Category : Job Search

Unfortunately, doesn’t yet have jobs listings nationwide so there are lots of teens (and their parents) who email us asking for us to find them jobs. We’re happy to help and flattered that people come to us to find their first job.

Below is a sample of the type of emails we get, what do you think?


My name is Amy. I am seventeen years old and I live in Hampton, VA. I was directed to your web site from and I am writing because my area was not listed. Where I live the only jobs for sixteen and seventeen year olds are in fast food restaurants or a supermarket, so as you can see theres not much to choose from. A lot of the retail stores and telemarketing corporations moved the ages up from seventeen to eighteen because of problems with past teenage employees. But with a lot of the retail and telemarketing jobs you have to have at least three years of customer service experience. And many teens dont want to stay at a supermarket or fast food restaurant longer than we have to before we can get a better job. I, like most graduating seniors will be going off to college and many of us wont be 18 when we get there and we need help to find jobs other than fast food and grocery. So, please look the Hampton Roads area up and see what you can do to fix our problem.

Thank You,


I responded

Hi Amy –

We are currently working on going national, and hope to have job listings in Virginia and the rest of the country by the end of April. I appreciate your interest in and hope that you continue to check out our website. Have you seen our job advice for teens section? I think it, particularly our resume builder, can be a big help to you and your friends even if we don’t have listings in Virginia yet.

I have to say that I understand the difficulties you face, because teens across the problem have the same issues. While fast food is not ideal it is a great way to start working, other good places are country clubs, camps, and pools. Just keep applying!

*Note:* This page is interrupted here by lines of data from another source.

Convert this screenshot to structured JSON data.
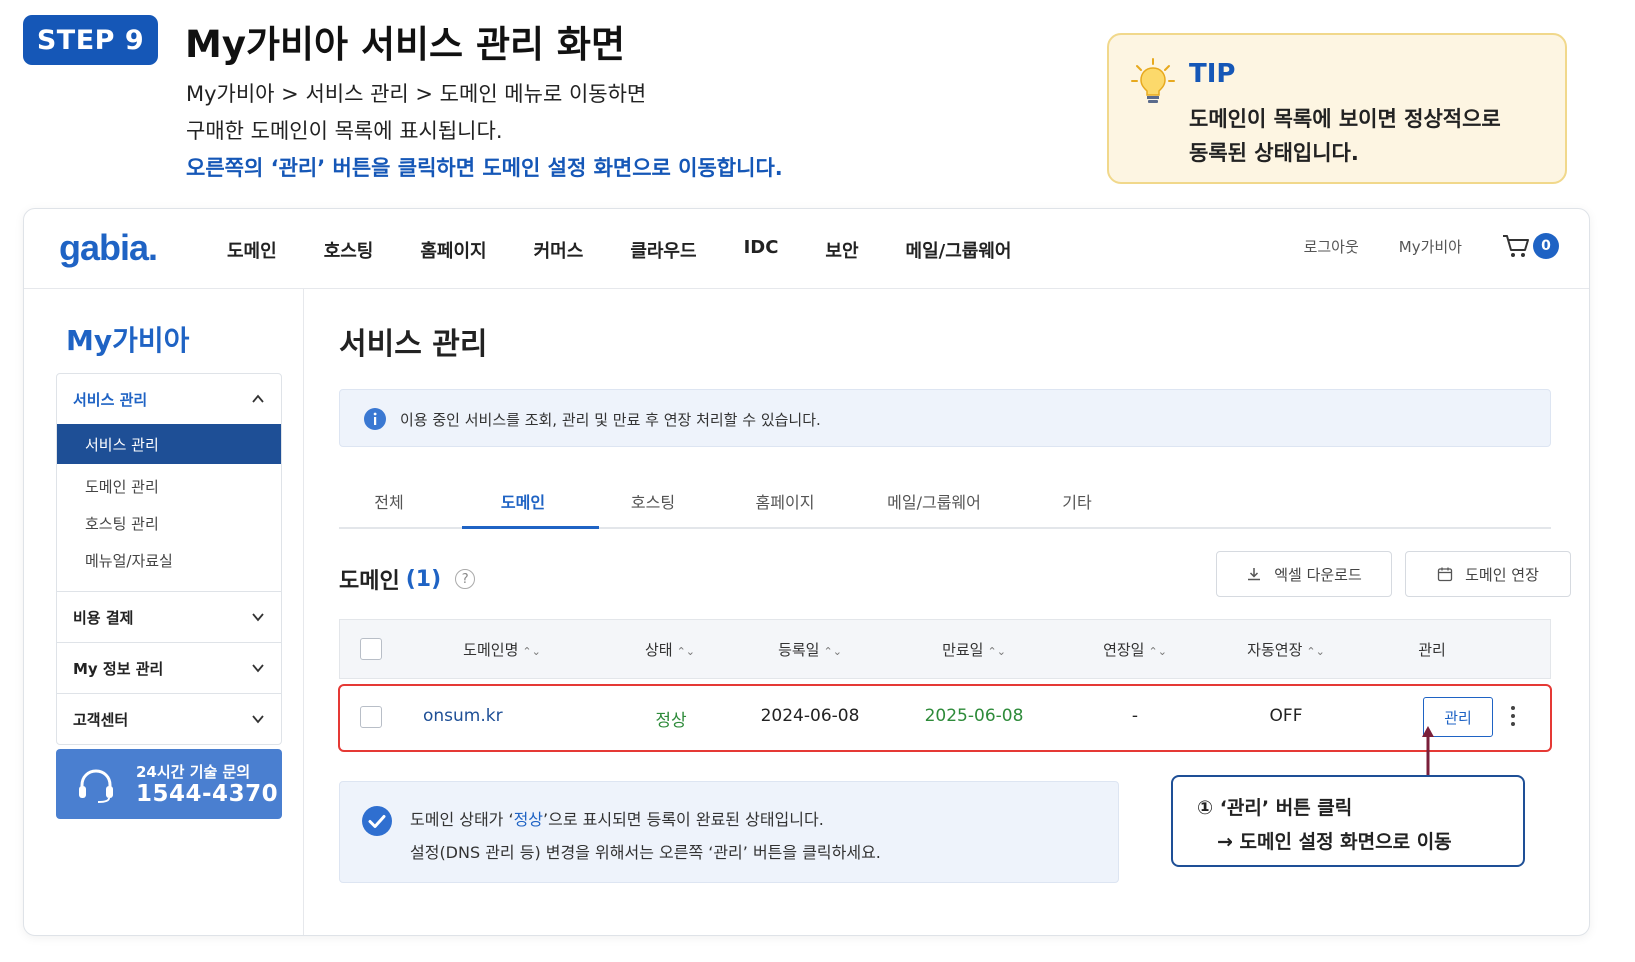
{
  "header": {
    "step_label": "STEP 9",
    "title": "My가비아 서비스 관리 화면",
    "desc_line1": "My가비아 > 서비스 관리 > 도메인 메뉴로 이동하면",
    "desc_line2": "구매한 도메인이 목록에 표시됩니다.",
    "desc_line3": "오른쪽의 ‘관리’ 버튼을 클릭하면 도메인 설정 화면으로 이동합니다."
  },
  "tip": {
    "icon": "lightbulb-icon",
    "title": "TIP",
    "line1": "도메인이 목록에 보이면 정상적으로",
    "line2": "동록된 상태입니다."
  },
  "gnb": {
    "logo": "gabia.",
    "menu": [
      "도메인",
      "호스팅",
      "홈페이지",
      "커머스",
      "클라우드",
      "IDC",
      "보안",
      "메일/그룹웨어"
    ],
    "logout": "로그아웃",
    "my_gabia": "My가비아",
    "cart_icon": "cart-icon",
    "cart_count": "0"
  },
  "lnb": {
    "title": "My가비아",
    "groups": [
      {
        "label": "서비스 관리",
        "expanded": true,
        "items": [
          "서비스 관리",
          "도메인 관리",
          "호스팅 관리",
          "메뉴얼/자료실"
        ],
        "active_item": "서비스 관리"
      },
      {
        "label": "비용 결제",
        "expanded": false
      },
      {
        "label": "My 정보 관리",
        "expanded": false
      },
      {
        "label": "고객센터",
        "expanded": false
      }
    ],
    "support": {
      "icon": "headset-icon",
      "label": "24시간 기술 문의",
      "phone": "1544-4370"
    }
  },
  "main": {
    "page_title": "서비스 관리",
    "notice": "이용 중인 서비스를 조회, 관리 및 만료 후 연장 처리할 수 있습니다.",
    "tabs": [
      "전체",
      "도메인",
      "호스팅",
      "홈페이지",
      "메일/그룹웨어",
      "기타"
    ],
    "active_tab": "도메인",
    "section_title": "도메인",
    "section_count": "(1)",
    "help": "?",
    "excel_button": "엑셀 다운로드",
    "renew_button": "도메인 연장",
    "table": {
      "columns": [
        "도메인명",
        "상태",
        "등록일",
        "만료일",
        "연장일",
        "자동연장",
        "관리"
      ],
      "rows": [
        {
          "domain": "onsum.kr",
          "status": "정상",
          "registered": "2024-06-08",
          "expires": "2025-06-08",
          "renewed": "-",
          "auto_renew": "OFF",
          "manage": "관리"
        }
      ]
    },
    "callout": {
      "line1": "① ‘관리’ 버튼 클릭",
      "line2": "→ 도메인 설정 화면으로 이동"
    },
    "info": {
      "line1_pre": "도메인 상태가 ‘",
      "line1_hl": "정상",
      "line1_post": "’으로 표시되면 등록이 완료된 상태입니다.",
      "line2": "설정(DNS 관리 등) 변경을 위해서는 오른쪽 ‘관리’ 버튼을 클릭하세요."
    }
  },
  "colors": {
    "brand_blue": "#1f63c4",
    "active_nav": "#1e4f96",
    "highlight_red": "#e53935",
    "status_green": "#2e8b3a",
    "tip_bg": "#fdf5e2"
  }
}
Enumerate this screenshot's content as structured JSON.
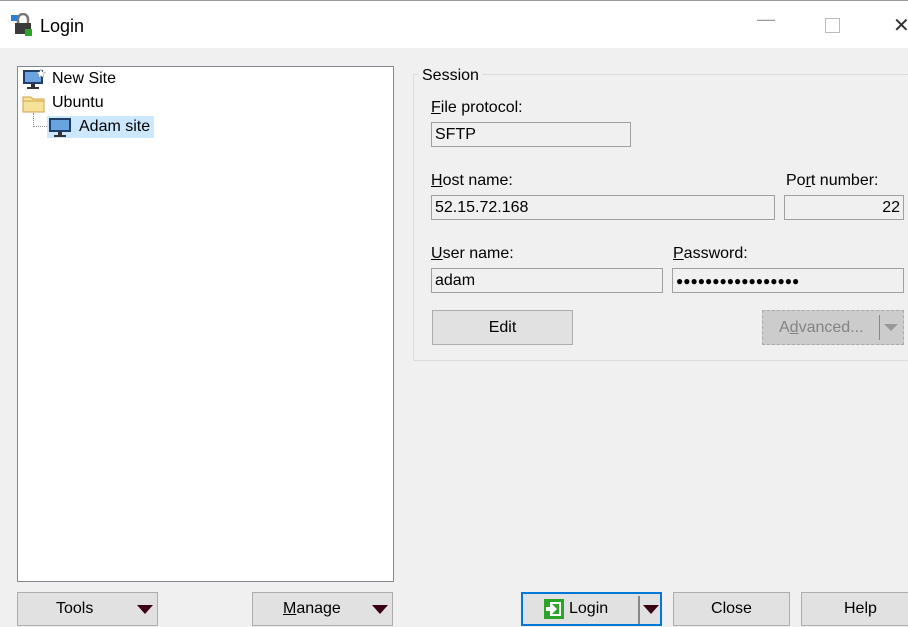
{
  "window": {
    "title": "Login",
    "icon": "padlock-icon",
    "controls": [
      "minimize",
      "maximize",
      "close"
    ]
  },
  "tree": {
    "items": [
      {
        "label": "New Site",
        "icon": "new-site-monitor-icon",
        "level": 0
      },
      {
        "label": "Ubuntu",
        "icon": "folder-icon",
        "level": 0
      },
      {
        "label": "Adam site",
        "icon": "monitor-icon",
        "level": 1,
        "selected": true
      }
    ]
  },
  "session": {
    "group_label": "Session",
    "file_protocol": {
      "label": "File protocol:",
      "accesskey": "F",
      "value": "SFTP"
    },
    "host_name": {
      "label": "Host name:",
      "accesskey": "H",
      "value": "52.15.72.168"
    },
    "port_number": {
      "label": "Port number:",
      "accesskey": "r",
      "value": "22"
    },
    "user_name": {
      "label": "User name:",
      "accesskey": "U",
      "value": "adam"
    },
    "password": {
      "label": "Password:",
      "accesskey": "P",
      "value": "●●●●●●●●●●●●●●●●●"
    },
    "edit_button": {
      "label": "Edit",
      "accesskey": "E"
    },
    "advanced_button": {
      "label": "Advanced...",
      "accesskey": "d",
      "disabled": true
    }
  },
  "buttons": {
    "tools": {
      "label": "Tools",
      "accesskey": "T"
    },
    "manage": {
      "label": "Manage",
      "accesskey": "M"
    },
    "login": {
      "label": "Login"
    },
    "close": {
      "label": "Close"
    },
    "help": {
      "label": "Help"
    }
  },
  "colors": {
    "selection": "#cce8ff",
    "focus_border": "#0078d7",
    "login_icon": "#2aa52a"
  }
}
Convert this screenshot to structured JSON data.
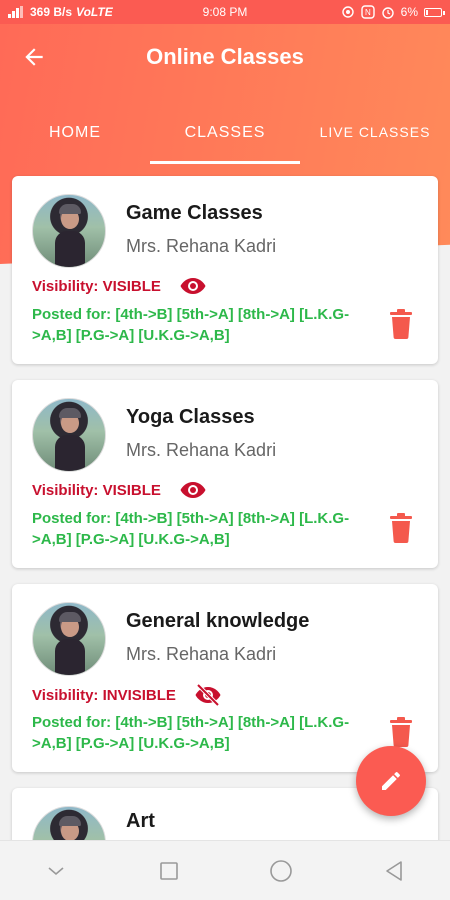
{
  "status_bar": {
    "network_speed": "369 B/s",
    "network_type": "VoLTE",
    "time": "9:08 PM",
    "battery": "6%"
  },
  "toolbar": {
    "title": "Online Classes",
    "back_icon": "arrow-left-icon"
  },
  "tabs": [
    {
      "label": "HOME",
      "active": false
    },
    {
      "label": "CLASSES",
      "active": true
    },
    {
      "label": "LIVE CLASSES",
      "active": false
    }
  ],
  "classes": [
    {
      "title": "Game Classes",
      "teacher": "Mrs. Rehana Kadri",
      "visibility_label": "Visibility: VISIBLE",
      "visibility_icon": "eye-icon",
      "posted_for": "Posted for:  [4th->B] [5th->A] [8th->A] [L.K.G->A,B] [P.G->A] [U.K.G->A,B]"
    },
    {
      "title": "Yoga Classes",
      "teacher": "Mrs. Rehana Kadri",
      "visibility_label": "Visibility: VISIBLE",
      "visibility_icon": "eye-icon",
      "posted_for": "Posted for:  [4th->B] [5th->A] [8th->A] [L.K.G->A,B] [P.G->A] [U.K.G->A,B]"
    },
    {
      "title": "General knowledge",
      "teacher": "Mrs. Rehana Kadri",
      "visibility_label": "Visibility: INVISIBLE",
      "visibility_icon": "eye-off-icon",
      "posted_for": "Posted for:  [4th->B] [5th->A] [8th->A] [L.K.G->A,B] [P.G->A] [U.K.G->A,B]"
    },
    {
      "title": "Art"
    }
  ],
  "fab": {
    "icon": "pencil-icon"
  },
  "colors": {
    "accent": "#fb5b52",
    "visibility_text": "#c8102e",
    "posted_text": "#2db84a",
    "delete": "#f4594d"
  }
}
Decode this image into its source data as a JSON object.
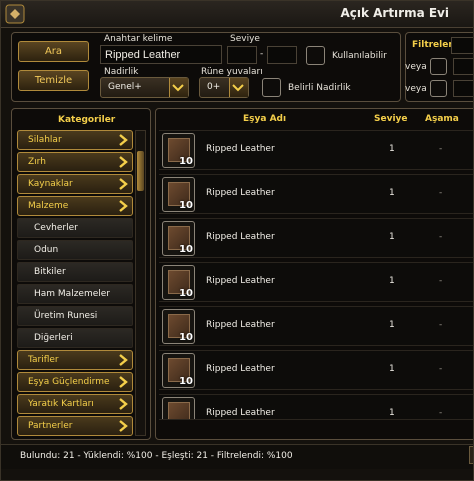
{
  "window": {
    "title": "Açık Artırma Evi"
  },
  "search": {
    "search_button": "Ara",
    "clear_button": "Temizle",
    "keyword_label": "Anahtar kelime",
    "keyword_value": "Ripped Leather",
    "level_label": "Seviye",
    "level_separator": "-",
    "usable_label": "Kullanılabilir",
    "rarity_label": "Nadirlik",
    "rarity_value": "Genel+",
    "rune_label": "Rüne yuvaları",
    "rune_value": "0+",
    "specific_rarity_label": "Belirli Nadirlik"
  },
  "filters": {
    "title": "Filtreler",
    "or1": "veya",
    "or2": "veya"
  },
  "categories": {
    "title": "Kategoriler",
    "items": [
      {
        "label": "Silahlar",
        "type": "parent"
      },
      {
        "label": "Zırh",
        "type": "parent"
      },
      {
        "label": "Kaynaklar",
        "type": "parent"
      },
      {
        "label": "Malzeme",
        "type": "parent"
      },
      {
        "label": "Cevherler",
        "type": "child"
      },
      {
        "label": "Odun",
        "type": "child"
      },
      {
        "label": "Bitkiler",
        "type": "child"
      },
      {
        "label": "Ham Malzemeler",
        "type": "child"
      },
      {
        "label": "Üretim Runesi",
        "type": "child"
      },
      {
        "label": "Diğerleri",
        "type": "child"
      },
      {
        "label": "Tarifler",
        "type": "parent"
      },
      {
        "label": "Eşya Güçlendirme",
        "type": "parent"
      },
      {
        "label": "Yaratık Kartları",
        "type": "parent"
      },
      {
        "label": "Partnerler",
        "type": "parent"
      }
    ]
  },
  "results": {
    "columns": {
      "name": "Eşya Adı",
      "level": "Seviye",
      "stage": "Aşama"
    },
    "rows": [
      {
        "name": "Ripped Leather",
        "qty": "10",
        "level": "1",
        "stage": "-"
      },
      {
        "name": "Ripped Leather",
        "qty": "10",
        "level": "1",
        "stage": "-"
      },
      {
        "name": "Ripped Leather",
        "qty": "10",
        "level": "1",
        "stage": "-"
      },
      {
        "name": "Ripped Leather",
        "qty": "10",
        "level": "1",
        "stage": "-"
      },
      {
        "name": "Ripped Leather",
        "qty": "10",
        "level": "1",
        "stage": "-"
      },
      {
        "name": "Ripped Leather",
        "qty": "10",
        "level": "1",
        "stage": "-"
      },
      {
        "name": "Ripped Leather",
        "qty": "",
        "level": "1",
        "stage": "-"
      }
    ]
  },
  "status": {
    "text": "Bulundu: 21 - Yüklendi: %100 - Eşleşti: 21 - Filtrelendi: %100"
  },
  "colors": {
    "accent": "#f4cf4a",
    "border": "#b08a3b"
  }
}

We are working hard on trying to grow, and would really appreciate if you could pass on to your friends and family.

Best and thanks,